In the records below, find each line with the word "disc" and copy it.
[Opening Information shown section]
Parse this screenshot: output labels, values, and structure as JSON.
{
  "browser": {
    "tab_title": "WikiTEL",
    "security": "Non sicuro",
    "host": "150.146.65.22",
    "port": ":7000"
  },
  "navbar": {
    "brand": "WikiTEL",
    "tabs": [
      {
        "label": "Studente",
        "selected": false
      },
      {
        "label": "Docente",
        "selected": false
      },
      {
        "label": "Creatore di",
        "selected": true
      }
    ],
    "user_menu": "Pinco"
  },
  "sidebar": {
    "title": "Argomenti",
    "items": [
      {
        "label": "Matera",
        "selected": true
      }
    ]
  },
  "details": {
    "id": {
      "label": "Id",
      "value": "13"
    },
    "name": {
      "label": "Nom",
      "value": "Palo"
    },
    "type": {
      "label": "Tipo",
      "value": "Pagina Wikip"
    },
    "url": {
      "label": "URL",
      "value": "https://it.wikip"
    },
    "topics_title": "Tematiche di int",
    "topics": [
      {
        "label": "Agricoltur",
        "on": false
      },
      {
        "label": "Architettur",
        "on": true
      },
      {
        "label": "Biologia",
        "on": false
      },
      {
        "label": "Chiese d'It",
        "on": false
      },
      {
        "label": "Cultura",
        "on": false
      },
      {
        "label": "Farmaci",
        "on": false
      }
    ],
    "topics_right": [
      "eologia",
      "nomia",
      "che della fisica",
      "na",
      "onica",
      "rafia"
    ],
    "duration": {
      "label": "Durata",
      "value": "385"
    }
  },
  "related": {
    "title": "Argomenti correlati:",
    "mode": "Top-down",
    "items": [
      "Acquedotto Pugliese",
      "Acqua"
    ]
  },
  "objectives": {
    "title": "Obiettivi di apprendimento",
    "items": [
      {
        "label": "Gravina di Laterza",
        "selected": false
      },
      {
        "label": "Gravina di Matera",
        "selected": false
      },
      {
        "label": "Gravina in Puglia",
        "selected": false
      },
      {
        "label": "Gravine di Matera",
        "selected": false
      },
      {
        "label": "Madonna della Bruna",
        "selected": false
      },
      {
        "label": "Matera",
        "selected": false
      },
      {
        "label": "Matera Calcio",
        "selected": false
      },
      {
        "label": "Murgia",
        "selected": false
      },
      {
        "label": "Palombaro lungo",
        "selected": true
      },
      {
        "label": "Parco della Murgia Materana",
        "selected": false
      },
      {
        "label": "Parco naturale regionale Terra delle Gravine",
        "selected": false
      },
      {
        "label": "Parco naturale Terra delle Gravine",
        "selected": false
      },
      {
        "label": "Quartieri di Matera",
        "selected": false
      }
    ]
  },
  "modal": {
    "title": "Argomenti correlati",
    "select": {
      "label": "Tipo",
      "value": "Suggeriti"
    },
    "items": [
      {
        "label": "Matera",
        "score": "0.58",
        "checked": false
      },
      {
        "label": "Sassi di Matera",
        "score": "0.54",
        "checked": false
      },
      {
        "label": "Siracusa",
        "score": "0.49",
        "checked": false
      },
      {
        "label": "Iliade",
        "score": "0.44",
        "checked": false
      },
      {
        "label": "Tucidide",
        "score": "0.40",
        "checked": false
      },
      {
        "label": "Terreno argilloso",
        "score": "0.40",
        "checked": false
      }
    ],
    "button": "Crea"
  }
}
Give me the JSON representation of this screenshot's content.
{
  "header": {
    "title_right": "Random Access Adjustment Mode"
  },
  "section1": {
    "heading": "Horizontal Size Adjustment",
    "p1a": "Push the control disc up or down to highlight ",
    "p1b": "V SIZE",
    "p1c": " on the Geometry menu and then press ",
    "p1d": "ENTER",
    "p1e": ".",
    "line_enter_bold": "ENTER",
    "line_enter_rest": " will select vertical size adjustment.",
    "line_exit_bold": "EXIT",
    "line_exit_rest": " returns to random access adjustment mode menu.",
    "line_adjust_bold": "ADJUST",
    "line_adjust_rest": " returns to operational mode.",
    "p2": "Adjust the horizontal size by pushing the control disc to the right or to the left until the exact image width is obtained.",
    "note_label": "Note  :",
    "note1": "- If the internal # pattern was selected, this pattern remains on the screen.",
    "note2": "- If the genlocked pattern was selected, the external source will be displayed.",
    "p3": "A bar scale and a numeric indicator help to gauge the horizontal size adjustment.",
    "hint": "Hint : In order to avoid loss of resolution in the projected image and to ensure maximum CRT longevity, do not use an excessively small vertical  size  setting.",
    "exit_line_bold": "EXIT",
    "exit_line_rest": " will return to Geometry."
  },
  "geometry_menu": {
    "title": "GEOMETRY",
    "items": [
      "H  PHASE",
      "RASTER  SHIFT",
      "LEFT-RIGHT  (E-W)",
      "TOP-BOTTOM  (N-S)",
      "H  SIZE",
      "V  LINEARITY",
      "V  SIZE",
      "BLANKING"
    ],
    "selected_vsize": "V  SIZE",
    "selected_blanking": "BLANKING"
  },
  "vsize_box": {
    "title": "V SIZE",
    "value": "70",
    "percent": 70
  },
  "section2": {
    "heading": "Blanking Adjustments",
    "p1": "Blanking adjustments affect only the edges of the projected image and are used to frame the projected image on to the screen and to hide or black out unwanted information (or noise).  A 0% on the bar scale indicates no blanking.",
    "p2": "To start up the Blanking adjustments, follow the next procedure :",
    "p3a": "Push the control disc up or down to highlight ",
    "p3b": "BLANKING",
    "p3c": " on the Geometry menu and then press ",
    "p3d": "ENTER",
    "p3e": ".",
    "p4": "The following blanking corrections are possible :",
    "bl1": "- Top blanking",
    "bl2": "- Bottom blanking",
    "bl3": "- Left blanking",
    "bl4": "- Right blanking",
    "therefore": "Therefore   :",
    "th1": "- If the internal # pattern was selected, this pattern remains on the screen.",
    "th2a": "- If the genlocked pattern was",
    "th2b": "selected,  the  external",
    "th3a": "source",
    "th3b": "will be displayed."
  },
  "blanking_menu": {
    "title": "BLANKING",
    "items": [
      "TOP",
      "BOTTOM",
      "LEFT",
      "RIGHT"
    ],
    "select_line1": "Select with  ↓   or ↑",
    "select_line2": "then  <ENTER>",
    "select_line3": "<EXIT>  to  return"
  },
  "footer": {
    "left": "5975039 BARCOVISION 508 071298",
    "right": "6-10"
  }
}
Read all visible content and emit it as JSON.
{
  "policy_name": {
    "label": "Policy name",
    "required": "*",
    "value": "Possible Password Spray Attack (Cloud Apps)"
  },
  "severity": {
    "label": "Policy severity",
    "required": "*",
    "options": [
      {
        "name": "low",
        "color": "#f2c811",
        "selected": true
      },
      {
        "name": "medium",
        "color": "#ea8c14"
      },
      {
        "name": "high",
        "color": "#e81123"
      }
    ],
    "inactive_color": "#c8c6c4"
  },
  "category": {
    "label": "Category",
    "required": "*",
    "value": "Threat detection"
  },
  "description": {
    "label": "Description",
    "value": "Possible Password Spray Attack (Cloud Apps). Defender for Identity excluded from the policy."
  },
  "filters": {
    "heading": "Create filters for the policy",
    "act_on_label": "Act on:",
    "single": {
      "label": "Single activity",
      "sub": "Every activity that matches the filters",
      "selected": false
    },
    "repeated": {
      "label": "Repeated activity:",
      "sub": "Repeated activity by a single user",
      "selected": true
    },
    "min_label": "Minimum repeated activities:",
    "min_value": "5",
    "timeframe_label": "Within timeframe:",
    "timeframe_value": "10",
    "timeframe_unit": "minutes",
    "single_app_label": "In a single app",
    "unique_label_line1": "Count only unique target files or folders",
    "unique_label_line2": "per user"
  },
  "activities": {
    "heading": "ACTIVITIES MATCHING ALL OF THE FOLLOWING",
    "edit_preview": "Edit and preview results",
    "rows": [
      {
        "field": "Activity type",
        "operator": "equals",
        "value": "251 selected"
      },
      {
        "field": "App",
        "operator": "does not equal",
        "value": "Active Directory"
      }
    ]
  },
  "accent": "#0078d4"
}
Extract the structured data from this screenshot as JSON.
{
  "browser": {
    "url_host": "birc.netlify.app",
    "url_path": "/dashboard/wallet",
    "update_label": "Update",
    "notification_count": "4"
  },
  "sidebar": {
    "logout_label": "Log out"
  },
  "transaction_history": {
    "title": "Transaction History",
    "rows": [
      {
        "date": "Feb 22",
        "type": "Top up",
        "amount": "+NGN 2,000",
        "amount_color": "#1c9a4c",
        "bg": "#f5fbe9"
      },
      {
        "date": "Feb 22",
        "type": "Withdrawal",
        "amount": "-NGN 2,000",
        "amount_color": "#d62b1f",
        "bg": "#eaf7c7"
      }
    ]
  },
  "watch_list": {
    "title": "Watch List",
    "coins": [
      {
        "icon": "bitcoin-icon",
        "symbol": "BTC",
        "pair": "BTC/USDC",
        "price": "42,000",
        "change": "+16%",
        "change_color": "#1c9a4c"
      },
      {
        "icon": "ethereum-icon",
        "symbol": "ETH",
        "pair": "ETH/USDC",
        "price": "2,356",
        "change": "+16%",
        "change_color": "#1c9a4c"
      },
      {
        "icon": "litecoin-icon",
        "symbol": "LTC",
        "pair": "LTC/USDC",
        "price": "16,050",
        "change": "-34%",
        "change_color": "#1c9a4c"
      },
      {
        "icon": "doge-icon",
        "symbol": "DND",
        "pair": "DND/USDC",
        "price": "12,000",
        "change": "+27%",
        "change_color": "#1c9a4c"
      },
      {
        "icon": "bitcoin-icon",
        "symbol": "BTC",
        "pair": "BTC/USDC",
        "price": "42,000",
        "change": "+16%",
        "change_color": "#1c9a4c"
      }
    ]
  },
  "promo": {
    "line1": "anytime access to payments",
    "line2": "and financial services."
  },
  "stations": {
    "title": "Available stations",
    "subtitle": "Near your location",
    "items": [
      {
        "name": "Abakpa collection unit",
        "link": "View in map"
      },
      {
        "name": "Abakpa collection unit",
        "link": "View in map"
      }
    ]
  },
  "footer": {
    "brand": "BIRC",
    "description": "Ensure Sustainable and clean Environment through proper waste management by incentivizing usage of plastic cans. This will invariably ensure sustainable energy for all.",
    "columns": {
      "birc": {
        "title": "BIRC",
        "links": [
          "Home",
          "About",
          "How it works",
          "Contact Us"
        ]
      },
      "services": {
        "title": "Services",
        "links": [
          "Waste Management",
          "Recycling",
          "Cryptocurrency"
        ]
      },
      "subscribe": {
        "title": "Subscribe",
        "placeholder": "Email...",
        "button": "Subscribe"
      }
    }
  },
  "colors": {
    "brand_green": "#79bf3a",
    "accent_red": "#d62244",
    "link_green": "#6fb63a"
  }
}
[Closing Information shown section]
- _Answer to this exercise_
    "p1a": "Push the control disc up or down to highlight ",
    "p2": "Adjust the horizontal size by pushing the control disc to the right or to the left until the exact image width is obtained.",
    "p3a": "Push the control disc up or down to highlight ",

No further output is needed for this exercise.